YOUR INSTRUCTIONS — Only the lines that hold "Delivery" should be in the answer, each copied from the data below.

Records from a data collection
━━━━━━

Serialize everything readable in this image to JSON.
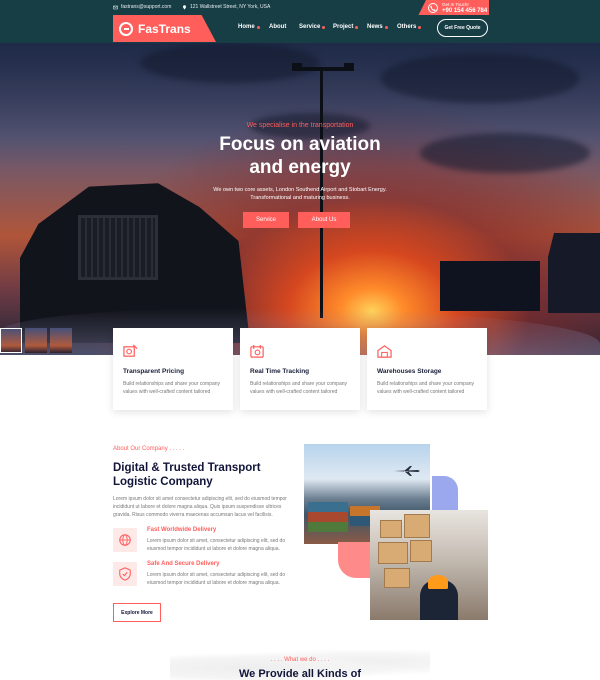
{
  "topbar": {
    "email": "fastrans@support.com",
    "address": "121 Wallstreet Street, NY York, USA",
    "call_label": "Get In Touch!",
    "phone": "+90 154 456 784"
  },
  "brand": {
    "name": "FasTrans",
    "color": "#ff5e5b"
  },
  "nav": {
    "items": [
      "Home",
      "About",
      "Service",
      "Project",
      "News",
      "Others"
    ],
    "quote_button": "Get Free Quote"
  },
  "hero": {
    "eyebrow": "We specialise in the transportation",
    "title_line1": "Focus on aviation",
    "title_line2": "and energy",
    "description": "We own two core assets, London Southend Airport and Stobart Energy. Transformational and maturing business.",
    "button_primary": "Service",
    "button_secondary": "About Us"
  },
  "features": [
    {
      "title": "Transparent Pricing",
      "text": "Build relationships and share your company values with well-crafted content tailored",
      "icon": "pricing-icon"
    },
    {
      "title": "Real Time Tracking",
      "text": "Build relationships and share your company values with well-crafted content tailored",
      "icon": "tracking-icon"
    },
    {
      "title": "Warehouses Storage",
      "text": "Build relationships and share your company values with well-crafted content tailored",
      "icon": "warehouse-icon"
    }
  ],
  "about": {
    "eyebrow": "About Our Company . . . . .",
    "title": "Digital & Trusted Transport Logistic Company",
    "text": "Lorem ipsum dolor sit amet consectetur adipiscing elit, sed do eiusmod tempor incididunt ut labore et dolore magna aliqua. Quis ipsum suspendisse ultrices gravida. Risus commodo viverra maecenas accumsan lacus vel facilisis.",
    "items": [
      {
        "title": "Fast Worldwide Delivery",
        "text": "Lorem ipsum dolor sit amet, consectetur adipiscing elit, sed do eiusmod tempor incididunt ut labore et dolore magna aliqua.",
        "icon": "globe-icon"
      },
      {
        "title": "Safe And Secure Delivery",
        "text": "Lorem ipsum dolor sit amet, consectetur adipiscing elit, sed do eiusmod tempor incididunt ut labore et dolore magna aliqua.",
        "icon": "shield-icon"
      }
    ],
    "button": "Explore More"
  },
  "what": {
    "eyebrow": ". . . . What we do . . . .",
    "title": "We Provide all Kinds of"
  }
}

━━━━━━

TASK RESPONSE —
        "title": "Fast Worldwide Delivery",
        "title": "Safe And Secure Delivery",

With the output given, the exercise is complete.